* [Problem to work on]: An exact reprint of the listing is required, with no pictures included.

* [Material provided]:
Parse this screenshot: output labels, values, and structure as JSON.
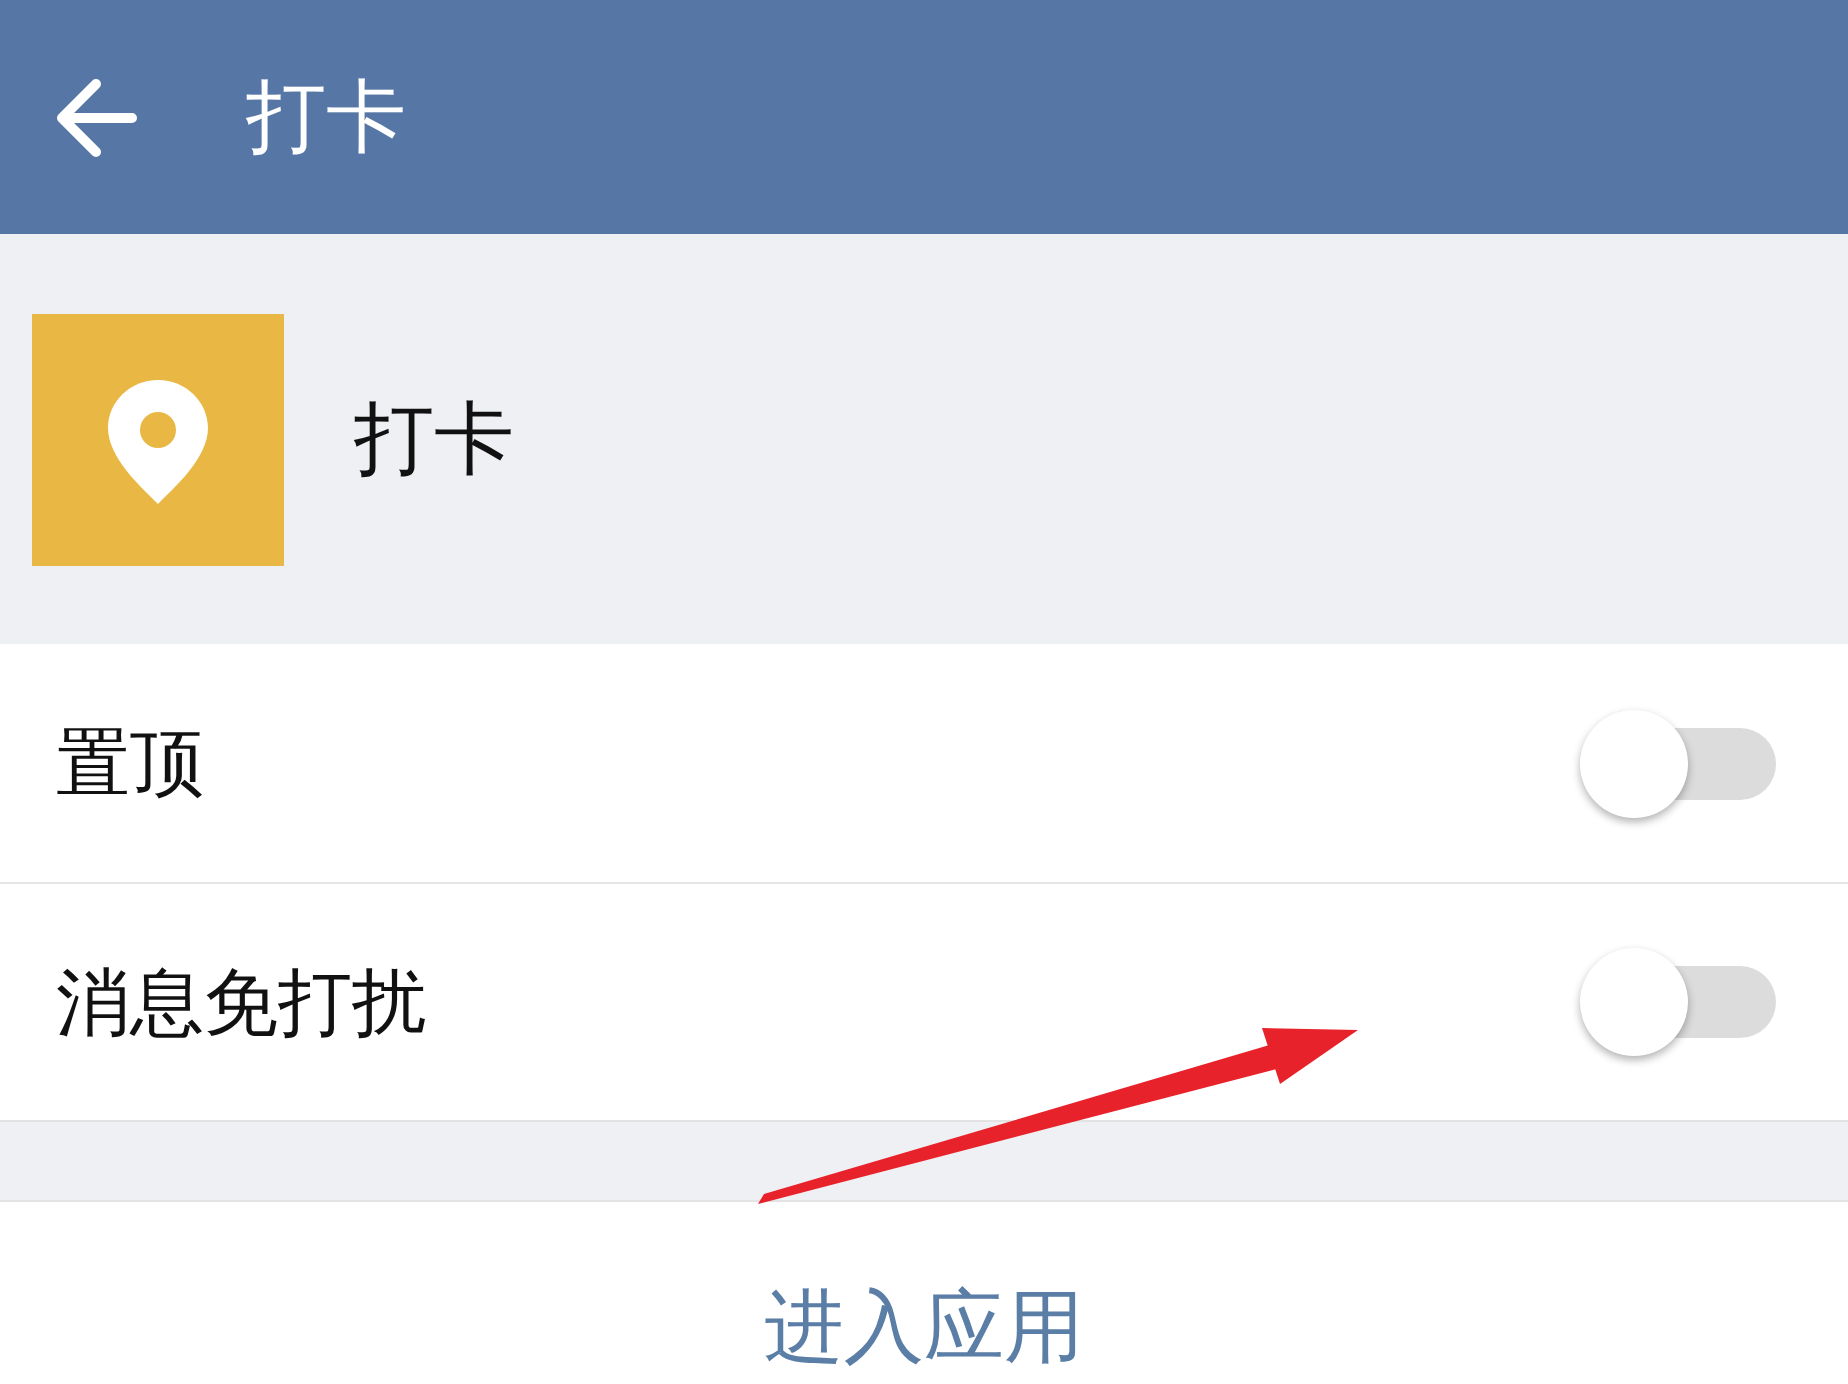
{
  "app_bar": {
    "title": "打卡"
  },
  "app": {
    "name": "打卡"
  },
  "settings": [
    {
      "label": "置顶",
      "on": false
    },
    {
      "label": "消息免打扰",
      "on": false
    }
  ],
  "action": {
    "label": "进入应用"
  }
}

* [Task output]:
Parse this screenshot: output labels, values, and structure as JSON.
{
  "app_bar": {
    "title": "打卡"
  },
  "app": {
    "name": "打卡"
  },
  "settings": [
    {
      "label": "置顶",
      "on": false
    },
    {
      "label": "消息免打扰",
      "on": false
    }
  ],
  "action": {
    "label": "进入应用"
  }
}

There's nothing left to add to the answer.